Here’s a quiz. If you answer correctly, chances are you’ve got the gift of blarney. I’ll quote two phrases; you choose the one you’d say if you had to. Ready?
“You look like mutton dressed as lamb” or “The lines of the years have done nothing to lessen your youthful charm.”
If you’d take the second option, you’re probably well on your way to having the blarney. Well, not quite. No-one’s really sure what blarney means, though at Blarney Castle, it’s suggested that it’s like blathering or blabbering, but nicer and more flattering. There’s also a precariously located stone on the parapets of the castle, infused with the essence of Blarney. Legend has it, kissing the stone will give the intrepid adventurer the gift of the gab.
Like I need any more encouragement!
I had no idea what to expect – some kind of lame tourist gimmick – but the Blarney Castle experience was actually a lot of fun. The extensive landscaped gardens are really scenic, and the imposing castle is full of sections to explore.
The first part, and my personal favourite, was the lower guardhouse, which would have served as a sentry point and first point of defence for the tower. It’s a poky little hidey hole in the hill at the base of the castle. Narrow tunnels and staircases lead off the first chamber in all directions, most of which are now closed off. I could barely crouch, and sometimes had to crawl, to explore the few remaining sections. Muddy knees aside, it was intriguing to picture the lives of the soldiers who would have made a living in such a place.
We then proceeded up to the main castle. It took an hour of running around to explore the myriad rooms, chambers, murder holes and inexplicable nooks throughout the stone structure. The well-worn stone staircase was narrow and spiralled tightly – it would have been near impossible to conquer such a place by force.
Finally emerging onto the battlements at the top of the castle, we were treated to a stunning view of the surrounding countryside in the evening light. The jewel in the crown of the castle is the Blarney Stone itself – to kiss it, I had to lie on my back, grip some iron railing and shuffle my torso out over a hole which opened to a 40-metre drop. There’s a few bars to prevent messy mishaps, and a jolly old attendant to hang on to the Blarney kissers, but it’s still good fun.

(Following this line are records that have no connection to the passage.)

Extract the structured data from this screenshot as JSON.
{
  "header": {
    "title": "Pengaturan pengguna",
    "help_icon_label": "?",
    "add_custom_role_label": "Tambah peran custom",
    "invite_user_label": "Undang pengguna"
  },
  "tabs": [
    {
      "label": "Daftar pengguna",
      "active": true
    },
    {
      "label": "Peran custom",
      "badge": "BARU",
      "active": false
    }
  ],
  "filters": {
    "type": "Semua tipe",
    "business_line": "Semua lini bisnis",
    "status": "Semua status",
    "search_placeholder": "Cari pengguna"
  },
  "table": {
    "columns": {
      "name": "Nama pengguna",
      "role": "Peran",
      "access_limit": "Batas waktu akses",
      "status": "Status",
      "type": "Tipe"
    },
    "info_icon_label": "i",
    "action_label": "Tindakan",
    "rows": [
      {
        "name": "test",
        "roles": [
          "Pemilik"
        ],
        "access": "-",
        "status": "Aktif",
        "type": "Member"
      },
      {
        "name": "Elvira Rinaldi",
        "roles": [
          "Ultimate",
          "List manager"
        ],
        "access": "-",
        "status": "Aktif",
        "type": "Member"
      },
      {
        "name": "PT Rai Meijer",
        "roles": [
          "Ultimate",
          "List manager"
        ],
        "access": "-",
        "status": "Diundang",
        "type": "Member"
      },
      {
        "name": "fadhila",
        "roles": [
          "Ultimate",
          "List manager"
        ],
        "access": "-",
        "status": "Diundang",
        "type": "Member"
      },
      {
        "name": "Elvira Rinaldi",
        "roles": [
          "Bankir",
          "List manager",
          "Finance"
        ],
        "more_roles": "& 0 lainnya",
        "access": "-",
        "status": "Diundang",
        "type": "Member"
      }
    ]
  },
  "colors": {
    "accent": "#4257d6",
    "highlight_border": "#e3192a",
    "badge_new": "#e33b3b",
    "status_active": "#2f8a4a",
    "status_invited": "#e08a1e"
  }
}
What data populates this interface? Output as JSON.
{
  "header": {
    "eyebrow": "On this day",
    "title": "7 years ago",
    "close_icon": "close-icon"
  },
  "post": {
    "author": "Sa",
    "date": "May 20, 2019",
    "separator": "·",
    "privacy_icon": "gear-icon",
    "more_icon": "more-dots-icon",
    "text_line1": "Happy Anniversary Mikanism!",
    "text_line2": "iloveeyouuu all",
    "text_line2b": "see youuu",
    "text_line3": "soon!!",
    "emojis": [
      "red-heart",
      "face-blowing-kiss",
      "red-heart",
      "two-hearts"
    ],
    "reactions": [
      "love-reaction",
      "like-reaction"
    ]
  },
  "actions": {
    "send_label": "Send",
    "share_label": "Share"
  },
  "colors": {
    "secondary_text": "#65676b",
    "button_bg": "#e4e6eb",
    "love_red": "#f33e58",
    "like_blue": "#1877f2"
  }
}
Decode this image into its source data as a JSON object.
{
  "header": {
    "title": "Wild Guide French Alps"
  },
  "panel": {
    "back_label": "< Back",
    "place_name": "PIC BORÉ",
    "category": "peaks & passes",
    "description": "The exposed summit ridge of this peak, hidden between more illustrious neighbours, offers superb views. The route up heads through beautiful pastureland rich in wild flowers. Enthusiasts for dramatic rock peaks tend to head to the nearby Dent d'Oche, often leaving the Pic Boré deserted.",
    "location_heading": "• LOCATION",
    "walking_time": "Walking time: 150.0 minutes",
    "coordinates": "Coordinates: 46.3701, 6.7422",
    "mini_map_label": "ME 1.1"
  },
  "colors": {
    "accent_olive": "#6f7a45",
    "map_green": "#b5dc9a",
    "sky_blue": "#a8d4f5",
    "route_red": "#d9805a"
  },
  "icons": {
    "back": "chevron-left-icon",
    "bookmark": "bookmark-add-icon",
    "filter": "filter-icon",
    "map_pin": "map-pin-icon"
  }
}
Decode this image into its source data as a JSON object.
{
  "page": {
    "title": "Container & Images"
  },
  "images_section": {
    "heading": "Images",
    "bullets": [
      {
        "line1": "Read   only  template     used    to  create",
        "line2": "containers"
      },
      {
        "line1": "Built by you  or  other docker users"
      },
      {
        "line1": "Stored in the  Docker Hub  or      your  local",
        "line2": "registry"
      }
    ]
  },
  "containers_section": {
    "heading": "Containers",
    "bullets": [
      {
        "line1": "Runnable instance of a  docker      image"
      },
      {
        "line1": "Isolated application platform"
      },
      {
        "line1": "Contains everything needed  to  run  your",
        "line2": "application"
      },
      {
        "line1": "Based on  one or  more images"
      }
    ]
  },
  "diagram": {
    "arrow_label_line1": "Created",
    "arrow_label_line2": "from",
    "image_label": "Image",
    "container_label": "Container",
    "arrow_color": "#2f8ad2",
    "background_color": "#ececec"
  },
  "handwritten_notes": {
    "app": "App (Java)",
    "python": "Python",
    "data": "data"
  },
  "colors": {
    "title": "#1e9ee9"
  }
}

Having discovered the gift of the gab, we trundled down the stairs to the deadly garden – an array of the most dangerous plants of folklore and legend. I grew up reading fantasy novels in which nightshade, poison ivy and hemlock were frequent stars, so seeing them in real life was cool. They’re surprisingly innocuous! Clearly witches didn’t make their reputation by the look of their brews, so much as the effect.
All in all, a good day out – sometimes the tourist trail is lame, but sometimes it’s bags of fun!